Here are a handful of dental emergencies and a brief summary of the ways of how to deal with them:
Severe tooth pains - The initial step is to rinse your mouth fairly thoroughly with warm water. After that use dental floss to take out any foods that might be trapped in-between your teeth. If there is any inflammation, apply wrapped ice or a cold compress to the outside of your cheek or oral cavity. Avoid placing any pain killers like aspirin against the gums of an aching tooth as they might burn the gum tissues.
Cracked, chipped or broken teeth - Try to set aside any busted pieces. Rinse meticulously the remaining fragments and your mouth with warm water. If there's bleeding, put on a piece of gauze to the area for something like 10 minutes or until the bleeding stops.
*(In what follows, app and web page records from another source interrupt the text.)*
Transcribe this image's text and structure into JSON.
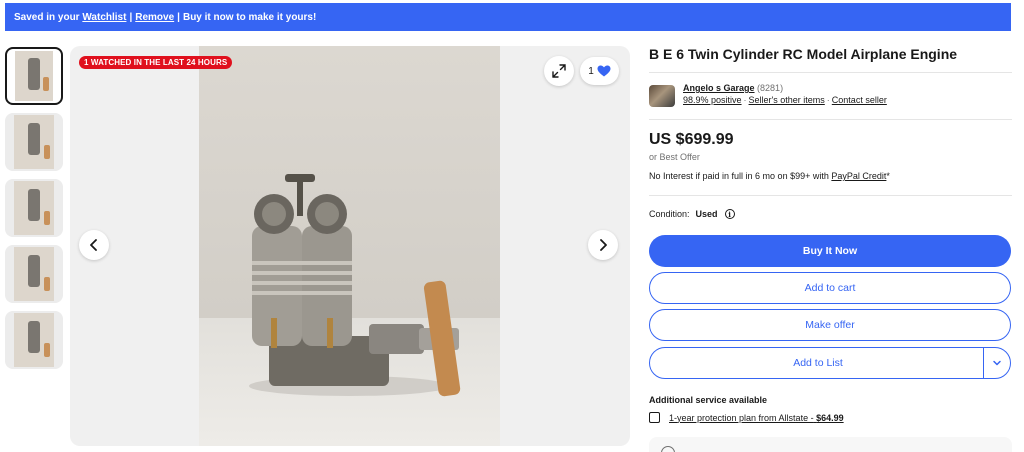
{
  "banner": {
    "saved_prefix": "Saved in your",
    "watchlist_link": "Watchlist",
    "separator_1": "|",
    "remove_link": "Remove",
    "separator_2": "|",
    "cta": "Buy it now to make it yours!"
  },
  "gallery": {
    "watched_badge": "1 WATCHED IN THE LAST 24 HOURS",
    "favorite_count": "1",
    "thumbnail_count": 5
  },
  "listing": {
    "title": "B E 6 Twin Cylinder RC Model Airplane Engine",
    "seller": {
      "name": "Angelo s Garage",
      "feedback_count": "(8281)",
      "positive": "98.9% positive",
      "other_items": "Seller's other items",
      "contact": "Contact seller"
    },
    "price": "US $699.99",
    "best_offer": "or Best Offer",
    "credit": {
      "text": "No Interest if paid in full in 6 mo on $99+ with",
      "link": "PayPal Credit",
      "suffix": "*"
    },
    "condition": {
      "label": "Condition:",
      "value": "Used"
    },
    "buttons": {
      "buy": "Buy It Now",
      "cart": "Add to cart",
      "offer": "Make offer",
      "list": "Add to List"
    },
    "additional": {
      "heading": "Additional service available",
      "plan_text": "1-year protection plan from Allstate -",
      "plan_price": "$64.99"
    }
  },
  "colors": {
    "brand_blue": "#3665f3",
    "badge_red": "#e0101d",
    "text": "#191919",
    "muted": "#707070"
  }
}
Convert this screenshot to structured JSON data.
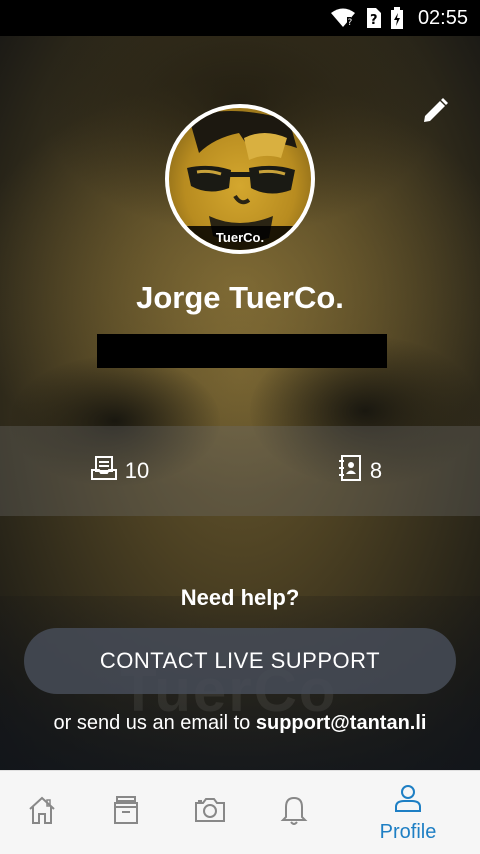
{
  "status_bar": {
    "time": "02:55"
  },
  "profile": {
    "avatar_tag": "TuerCo.",
    "name": "Jorge TuerCo.",
    "watermark": "TuerCo"
  },
  "stats": [
    {
      "icon": "inbox-tray-icon",
      "value": "10"
    },
    {
      "icon": "contacts-book-icon",
      "value": "8"
    }
  ],
  "help": {
    "title": "Need help?",
    "contact_button": "CONTACT LIVE SUPPORT",
    "email_prefix": "or send us an email to ",
    "email": "support@tantan.li"
  },
  "bottom_nav": {
    "items": [
      {
        "icon": "home-icon",
        "label": ""
      },
      {
        "icon": "archive-box-icon",
        "label": ""
      },
      {
        "icon": "camera-icon",
        "label": ""
      },
      {
        "icon": "bell-icon",
        "label": ""
      },
      {
        "icon": "person-icon",
        "label": "Profile",
        "active": true
      }
    ]
  },
  "colors": {
    "accent": "#1e7fc4",
    "nav_background": "#f6f6f6"
  }
}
Put on a cold compress to the outer surface of the mouth, cheek, or lip close by the broken/chipped tooth to keep any inflammation down and relieve pain.
Knocked-out tooth - Retrieve the tooth, grip it by the crown (the section that is usually exposed in the mouth), and rinse off the tooth root with water if it's dirty. Don't scrub it or get rid of any attached tissue fragments. If at all possible, put the tooth back into the socket, but be sure it is facing the right way. Do not force it back into the socket however. If you cannot set the tooth back into its socket, place the tooth in a cup of milk (if you have no milk, use water with a pinch of salt). Visit your dentist as soon as possible. Knocked out teeth with the highest probability of being saved are those seen by the oral health care professional and returned to their socket within one hour of being knocked out.
Extruded (partially dislodged) tooth - See your oral health care provider right away. Until you reach your oral health doctor's office, to relieve pain, put on a cold compress to the outside of the mouth or cheek in the affected area. Take an over-the-counter pain reliever like Tylenol or Advil, if needed.
Objects trapped between your teeth - Gently, try using floss to cautiously dislodge the object. If you are unable to remove the object, see your oral health care professional. Keep in mind, never to use pointed objects like pins to poke at the stuck object as these instruments can cut the tissues of the gums or scratch up the exterior of the tooth.
Tooth abscesses - Tooth abscesses are infections close to the root of a tooth or in the spaces connecting the gums and teeth. These may be very severe and can impair the tissues adjoining the infection. If left untreated, the infection may spread to other regions of the body.
Because of the serious oral health and general health issues that might result from an abscess, visit your oral health care professional as soon as possible if you detect a pimple-like swelling on your gum that commonly is hurting. In the meantime, to relieve the pain and pull the pus toward the exterior, try rinsing your mouth with a mild salt water solution (1/2 teaspoon of salt in eight ounces of water) several times a day.